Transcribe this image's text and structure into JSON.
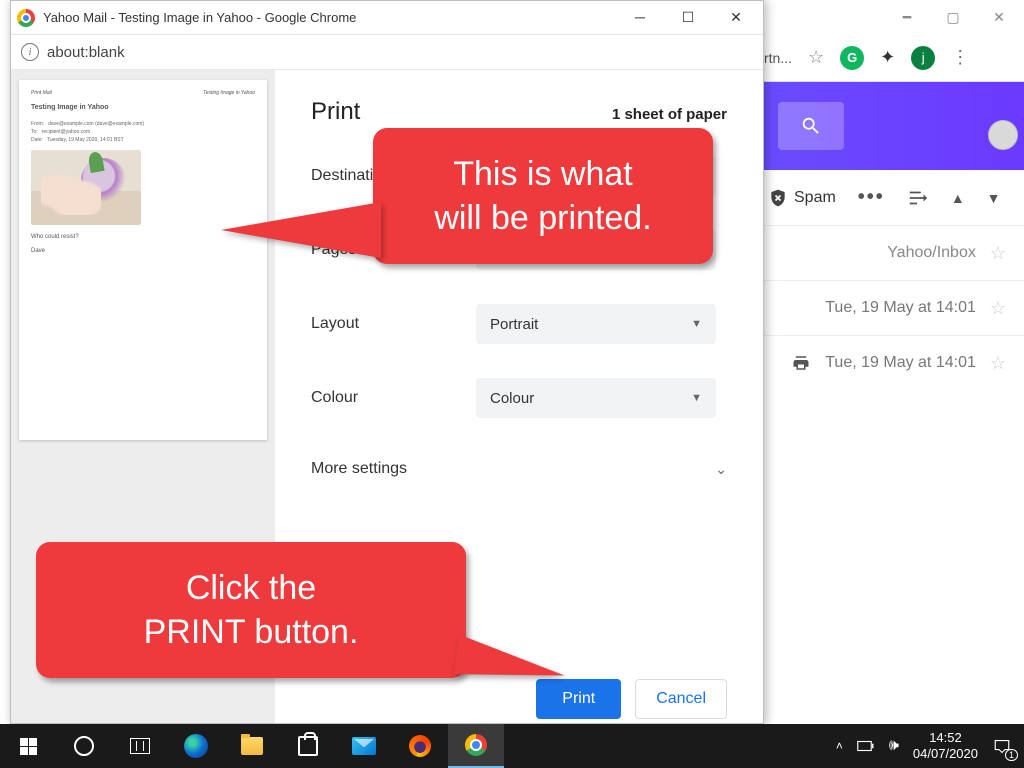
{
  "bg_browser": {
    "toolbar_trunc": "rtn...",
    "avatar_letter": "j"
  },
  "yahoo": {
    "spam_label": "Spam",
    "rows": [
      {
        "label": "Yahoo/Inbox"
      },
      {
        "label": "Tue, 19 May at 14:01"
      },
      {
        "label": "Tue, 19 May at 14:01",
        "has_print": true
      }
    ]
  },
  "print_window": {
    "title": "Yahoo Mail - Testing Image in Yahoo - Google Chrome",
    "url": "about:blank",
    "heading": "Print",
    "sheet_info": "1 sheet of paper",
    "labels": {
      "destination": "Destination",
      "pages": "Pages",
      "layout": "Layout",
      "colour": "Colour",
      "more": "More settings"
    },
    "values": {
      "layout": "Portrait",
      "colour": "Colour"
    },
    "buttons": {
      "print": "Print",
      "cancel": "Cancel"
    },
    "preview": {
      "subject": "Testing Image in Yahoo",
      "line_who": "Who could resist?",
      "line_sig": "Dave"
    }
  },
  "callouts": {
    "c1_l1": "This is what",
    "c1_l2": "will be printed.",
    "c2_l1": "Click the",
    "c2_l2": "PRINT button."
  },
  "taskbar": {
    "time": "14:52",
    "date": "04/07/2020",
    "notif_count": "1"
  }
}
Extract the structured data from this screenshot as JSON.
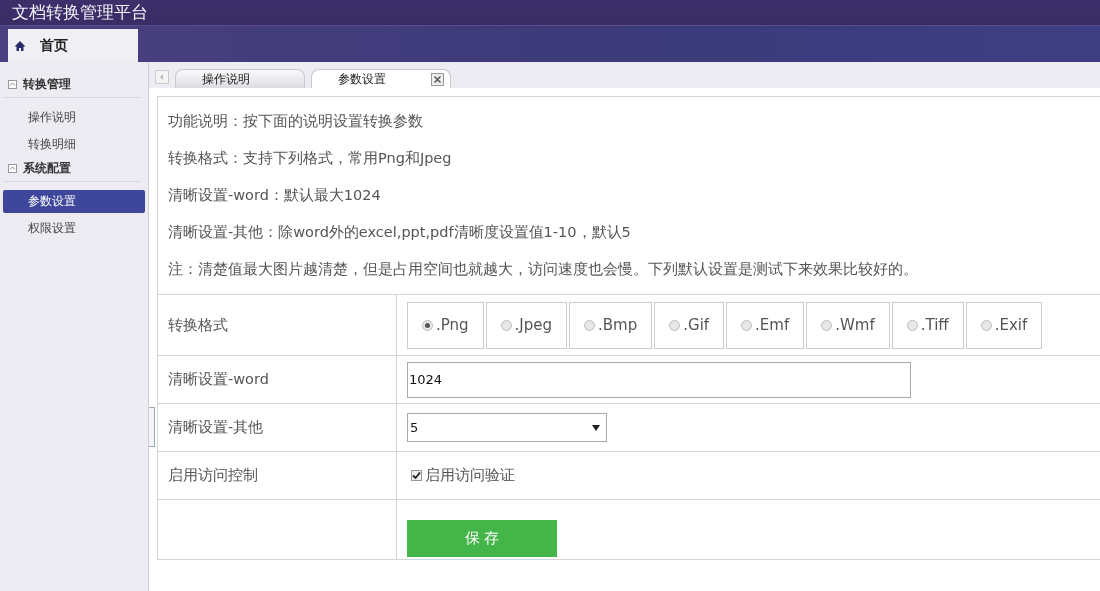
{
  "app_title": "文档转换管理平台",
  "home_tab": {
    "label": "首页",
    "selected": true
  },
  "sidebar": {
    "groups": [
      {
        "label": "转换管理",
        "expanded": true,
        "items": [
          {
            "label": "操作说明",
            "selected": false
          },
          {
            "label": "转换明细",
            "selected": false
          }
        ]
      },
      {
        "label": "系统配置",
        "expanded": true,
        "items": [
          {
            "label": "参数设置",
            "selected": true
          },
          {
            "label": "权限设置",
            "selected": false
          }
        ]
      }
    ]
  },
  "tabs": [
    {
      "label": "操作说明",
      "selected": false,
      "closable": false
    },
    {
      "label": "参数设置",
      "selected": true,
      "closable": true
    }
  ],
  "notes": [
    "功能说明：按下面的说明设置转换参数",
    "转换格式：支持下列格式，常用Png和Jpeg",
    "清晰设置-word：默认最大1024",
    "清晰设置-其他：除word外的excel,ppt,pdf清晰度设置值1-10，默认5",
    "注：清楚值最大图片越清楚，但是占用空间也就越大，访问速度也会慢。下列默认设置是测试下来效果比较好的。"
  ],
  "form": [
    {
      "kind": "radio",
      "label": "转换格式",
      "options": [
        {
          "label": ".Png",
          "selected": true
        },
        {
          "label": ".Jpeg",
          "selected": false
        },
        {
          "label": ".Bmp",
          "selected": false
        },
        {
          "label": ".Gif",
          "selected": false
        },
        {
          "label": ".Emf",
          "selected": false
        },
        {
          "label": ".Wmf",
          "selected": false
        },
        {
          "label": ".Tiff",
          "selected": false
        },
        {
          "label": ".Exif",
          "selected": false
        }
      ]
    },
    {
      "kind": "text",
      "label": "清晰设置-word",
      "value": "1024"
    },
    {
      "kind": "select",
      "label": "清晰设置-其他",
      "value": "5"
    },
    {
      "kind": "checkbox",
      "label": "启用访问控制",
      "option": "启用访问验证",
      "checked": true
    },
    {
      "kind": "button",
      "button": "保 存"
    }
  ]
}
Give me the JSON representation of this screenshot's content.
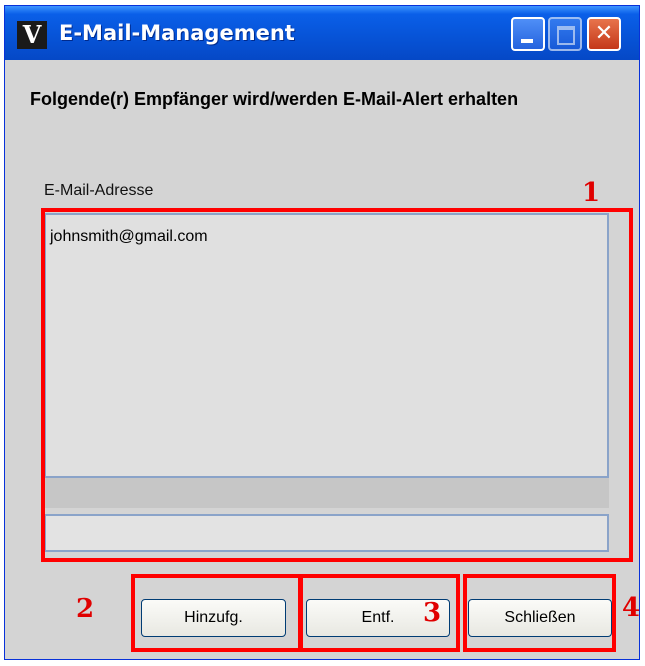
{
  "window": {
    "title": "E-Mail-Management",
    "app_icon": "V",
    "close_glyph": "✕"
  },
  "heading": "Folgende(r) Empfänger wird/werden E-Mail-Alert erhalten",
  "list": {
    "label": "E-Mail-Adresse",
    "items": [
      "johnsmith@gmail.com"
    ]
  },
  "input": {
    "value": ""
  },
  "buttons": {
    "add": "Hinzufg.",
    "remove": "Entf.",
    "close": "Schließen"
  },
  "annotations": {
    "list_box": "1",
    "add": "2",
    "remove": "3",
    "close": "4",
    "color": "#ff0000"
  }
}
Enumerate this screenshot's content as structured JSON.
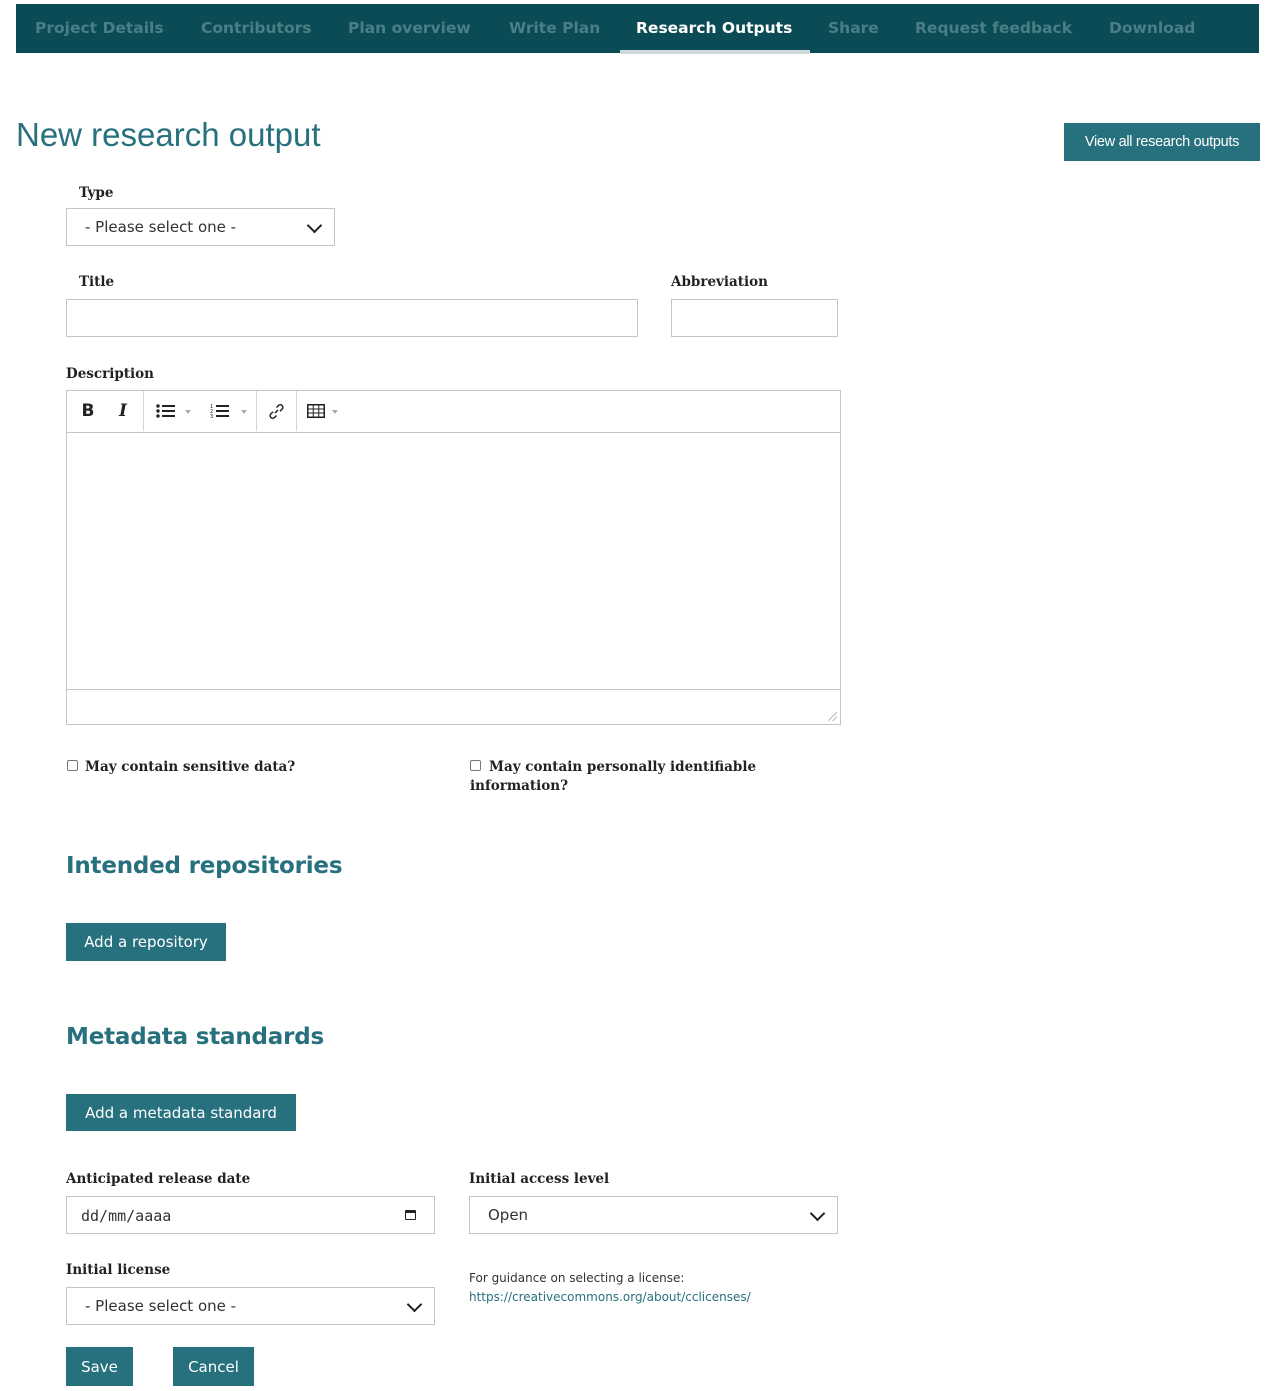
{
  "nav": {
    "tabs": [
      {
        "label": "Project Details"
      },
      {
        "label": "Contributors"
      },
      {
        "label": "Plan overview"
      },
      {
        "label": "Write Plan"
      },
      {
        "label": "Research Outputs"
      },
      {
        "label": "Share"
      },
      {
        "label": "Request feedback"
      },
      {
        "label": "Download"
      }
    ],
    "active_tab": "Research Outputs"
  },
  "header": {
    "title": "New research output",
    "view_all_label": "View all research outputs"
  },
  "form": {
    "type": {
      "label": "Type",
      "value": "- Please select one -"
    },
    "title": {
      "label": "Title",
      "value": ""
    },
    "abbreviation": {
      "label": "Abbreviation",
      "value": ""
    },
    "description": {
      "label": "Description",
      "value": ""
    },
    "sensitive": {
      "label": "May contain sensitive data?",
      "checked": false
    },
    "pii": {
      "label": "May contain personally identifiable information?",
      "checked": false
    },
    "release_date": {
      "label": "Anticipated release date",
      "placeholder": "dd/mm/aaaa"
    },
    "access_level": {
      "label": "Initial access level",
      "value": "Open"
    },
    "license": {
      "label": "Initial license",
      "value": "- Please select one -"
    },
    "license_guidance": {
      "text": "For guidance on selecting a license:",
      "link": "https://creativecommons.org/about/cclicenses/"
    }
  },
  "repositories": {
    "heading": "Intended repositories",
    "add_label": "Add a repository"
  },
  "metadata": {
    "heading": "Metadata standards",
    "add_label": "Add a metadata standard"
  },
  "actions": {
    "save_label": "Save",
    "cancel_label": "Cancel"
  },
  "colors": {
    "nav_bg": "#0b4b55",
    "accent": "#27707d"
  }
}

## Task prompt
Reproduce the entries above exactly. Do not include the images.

## The answer
Transcribe this image's text and structure into JSON.
{
  "bg_browser": {
    "toolbar_trunc": "rtn...",
    "avatar_letter": "j"
  },
  "yahoo": {
    "spam_label": "Spam",
    "rows": [
      {
        "label": "Yahoo/Inbox"
      },
      {
        "label": "Tue, 19 May at 14:01"
      },
      {
        "label": "Tue, 19 May at 14:01",
        "has_print": true
      }
    ]
  },
  "print_window": {
    "title": "Yahoo Mail - Testing Image in Yahoo - Google Chrome",
    "url": "about:blank",
    "heading": "Print",
    "sheet_info": "1 sheet of paper",
    "labels": {
      "destination": "Destination",
      "pages": "Pages",
      "layout": "Layout",
      "colour": "Colour",
      "more": "More settings"
    },
    "values": {
      "layout": "Portrait",
      "colour": "Colour"
    },
    "buttons": {
      "print": "Print",
      "cancel": "Cancel"
    },
    "preview": {
      "subject": "Testing Image in Yahoo",
      "line_who": "Who could resist?",
      "line_sig": "Dave"
    }
  },
  "callouts": {
    "c1_l1": "This is what",
    "c1_l2": "will be printed.",
    "c2_l1": "Click the",
    "c2_l2": "PRINT button."
  },
  "taskbar": {
    "time": "14:52",
    "date": "04/07/2020",
    "notif_count": "1"
  }
}
Extract the structured data from this screenshot as JSON.
{
  "app_title": "文档转换管理平台",
  "home_tab": {
    "label": "首页",
    "selected": true
  },
  "sidebar": {
    "groups": [
      {
        "label": "转换管理",
        "expanded": true,
        "items": [
          {
            "label": "操作说明",
            "selected": false
          },
          {
            "label": "转换明细",
            "selected": false
          }
        ]
      },
      {
        "label": "系统配置",
        "expanded": true,
        "items": [
          {
            "label": "参数设置",
            "selected": true
          },
          {
            "label": "权限设置",
            "selected": false
          }
        ]
      }
    ]
  },
  "tabs": [
    {
      "label": "操作说明",
      "selected": false,
      "closable": false
    },
    {
      "label": "参数设置",
      "selected": true,
      "closable": true
    }
  ],
  "notes": [
    "功能说明：按下面的说明设置转换参数",
    "转换格式：支持下列格式，常用Png和Jpeg",
    "清晰设置-word：默认最大1024",
    "清晰设置-其他：除word外的excel,ppt,pdf清晰度设置值1-10，默认5",
    "注：清楚值最大图片越清楚，但是占用空间也就越大，访问速度也会慢。下列默认设置是测试下来效果比较好的。"
  ],
  "form": [
    {
      "kind": "radio",
      "label": "转换格式",
      "options": [
        {
          "label": ".Png",
          "selected": true
        },
        {
          "label": ".Jpeg",
          "selected": false
        },
        {
          "label": ".Bmp",
          "selected": false
        },
        {
          "label": ".Gif",
          "selected": false
        },
        {
          "label": ".Emf",
          "selected": false
        },
        {
          "label": ".Wmf",
          "selected": false
        },
        {
          "label": ".Tiff",
          "selected": false
        },
        {
          "label": ".Exif",
          "selected": false
        }
      ]
    },
    {
      "kind": "text",
      "label": "清晰设置-word",
      "value": "1024"
    },
    {
      "kind": "select",
      "label": "清晰设置-其他",
      "value": "5"
    },
    {
      "kind": "checkbox",
      "label": "启用访问控制",
      "option": "启用访问验证",
      "checked": true
    },
    {
      "kind": "button",
      "button": "保 存"
    }
  ]
}
Give me the JSON representation of this screenshot's content.
{
  "window": {
    "title": "E-Mail-Management",
    "app_icon": "V",
    "close_glyph": "✕"
  },
  "heading": "Folgende(r) Empfänger wird/werden E-Mail-Alert erhalten",
  "list": {
    "label": "E-Mail-Adresse",
    "items": [
      "johnsmith@gmail.com"
    ]
  },
  "input": {
    "value": ""
  },
  "buttons": {
    "add": "Hinzufg.",
    "remove": "Entf.",
    "close": "Schließen"
  },
  "annotations": {
    "list_box": "1",
    "add": "2",
    "remove": "3",
    "close": "4",
    "color": "#ff0000"
  }
}
Enumerate this screenshot's content as structured JSON.
{
  "nav": {
    "tabs": [
      {
        "label": "Project Details"
      },
      {
        "label": "Contributors"
      },
      {
        "label": "Plan overview"
      },
      {
        "label": "Write Plan"
      },
      {
        "label": "Research Outputs"
      },
      {
        "label": "Share"
      },
      {
        "label": "Request feedback"
      },
      {
        "label": "Download"
      }
    ],
    "active_tab": "Research Outputs"
  },
  "header": {
    "title": "New research output",
    "view_all_label": "View all research outputs"
  },
  "form": {
    "type": {
      "label": "Type",
      "value": "- Please select one -"
    },
    "title": {
      "label": "Title",
      "value": ""
    },
    "abbreviation": {
      "label": "Abbreviation",
      "value": ""
    },
    "description": {
      "label": "Description",
      "value": ""
    },
    "sensitive": {
      "label": "May contain sensitive data?",
      "checked": false
    },
    "pii": {
      "label": "May contain personally identifiable information?",
      "checked": false
    },
    "release_date": {
      "label": "Anticipated release date",
      "placeholder": "dd/mm/aaaa"
    },
    "access_level": {
      "label": "Initial access level",
      "value": "Open"
    },
    "license": {
      "label": "Initial license",
      "value": "- Please select one -"
    },
    "license_guidance": {
      "text": "For guidance on selecting a license:",
      "link": "https://creativecommons.org/about/cclicenses/"
    }
  },
  "repositories": {
    "heading": "Intended repositories",
    "add_label": "Add a repository"
  },
  "metadata": {
    "heading": "Metadata standards",
    "add_label": "Add a metadata standard"
  },
  "actions": {
    "save_label": "Save",
    "cancel_label": "Cancel"
  },
  "colors": {
    "nav_bg": "#0b4b55",
    "accent": "#27707d"
  }
}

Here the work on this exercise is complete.